A Brief History of the
William Appling - Scott Joplin Project
During the last decade of his life, renowned conductor, educator, and pianist William Appling immersed himself in the music of Scott Joplin. Appling “discovered” Joplin almost by accident. Finding a volume of Joplin’s piano music in the late 1990s, Appling read through it and began to realize that Joplin was, in fact, a true genius whose music had never received the recognition or respect it deserved. Appling gradually conceived of a large-scale project, Celebrating Scott Joplin, which would include a recording of Joplin’s complete works for piano, a recording of his songs, and a fully-staged performance of his opera Treemonisha.
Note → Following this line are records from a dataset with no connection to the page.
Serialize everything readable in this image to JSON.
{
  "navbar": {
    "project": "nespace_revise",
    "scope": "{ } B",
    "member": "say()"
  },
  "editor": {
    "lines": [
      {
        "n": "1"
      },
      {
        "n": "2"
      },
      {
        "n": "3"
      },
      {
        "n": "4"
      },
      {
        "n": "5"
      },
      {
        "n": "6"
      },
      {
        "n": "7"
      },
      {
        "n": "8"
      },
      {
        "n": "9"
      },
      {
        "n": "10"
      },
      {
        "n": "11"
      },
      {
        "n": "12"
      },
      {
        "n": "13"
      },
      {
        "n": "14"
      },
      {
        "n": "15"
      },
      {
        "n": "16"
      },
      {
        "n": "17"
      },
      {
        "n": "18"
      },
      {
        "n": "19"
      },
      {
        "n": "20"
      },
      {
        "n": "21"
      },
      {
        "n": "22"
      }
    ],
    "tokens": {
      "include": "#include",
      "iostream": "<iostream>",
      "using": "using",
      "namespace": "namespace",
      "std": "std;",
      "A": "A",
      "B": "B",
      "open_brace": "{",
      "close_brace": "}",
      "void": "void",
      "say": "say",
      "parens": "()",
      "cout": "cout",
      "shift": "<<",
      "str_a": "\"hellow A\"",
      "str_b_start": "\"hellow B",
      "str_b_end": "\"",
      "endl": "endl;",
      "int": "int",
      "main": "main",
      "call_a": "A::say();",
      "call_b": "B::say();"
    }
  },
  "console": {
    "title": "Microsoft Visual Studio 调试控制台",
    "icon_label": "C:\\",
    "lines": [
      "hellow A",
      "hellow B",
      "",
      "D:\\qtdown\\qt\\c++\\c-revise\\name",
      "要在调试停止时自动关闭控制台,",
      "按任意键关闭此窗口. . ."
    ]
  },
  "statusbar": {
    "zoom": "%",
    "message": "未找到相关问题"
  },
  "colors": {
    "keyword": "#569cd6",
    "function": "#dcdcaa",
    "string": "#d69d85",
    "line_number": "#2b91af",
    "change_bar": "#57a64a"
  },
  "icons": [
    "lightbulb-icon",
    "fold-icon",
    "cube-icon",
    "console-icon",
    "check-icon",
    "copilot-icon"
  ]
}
Because of his declining health, Appling was ultimately able to accomplish only the first part of his dream: over a two year period from 2006-2007, he recorded all of Joplin's piano compositions for solo piano, (with the exception of those that were co-written with other composers) a total of 46 works. Seven of the Joplin recordings were released on an Albany Records CD in 2010, William Appling Plays Scott Joplin and J.S. Bach, which also included two major keyboard works by Bach, the Partita No. 1 in B-flat, and the Italian Concerto.
At the time of his death in 2008, William Appling had recorded the remaining 39 pieces, but none to his total satisfaction. With failing health and knowing that extensive editing of the hundreds of takes would be required, Appling was prompted to secure commitments from George Faddoul and William McClelland to finish the recordings.
Understanding the importance of this project both to William Appling and to the music of Scott Joplin, the Board of William Appling Singers & Orchestra committed itself to making sure that the remaining 39 Joplin recordings would be edited and published. Soon after their 2009 event in his memory at Riverside Church, Celebrating William Appling, the WASO Board announced the William Appling - Scott Joplin Project to raise the necessary funds to pay for the editing, production, and eventual release of the Joplin recordings.
The editing and mastering of all 46 recordings is finished. Using a sophisticated music software program, George and William have been able to take the various versions of each piece and create a single and nearly flawless performance. For some recordings, which were in a fairly rough state, this has required many hours of work, although we feel the finished products are very close to Appling’s conception.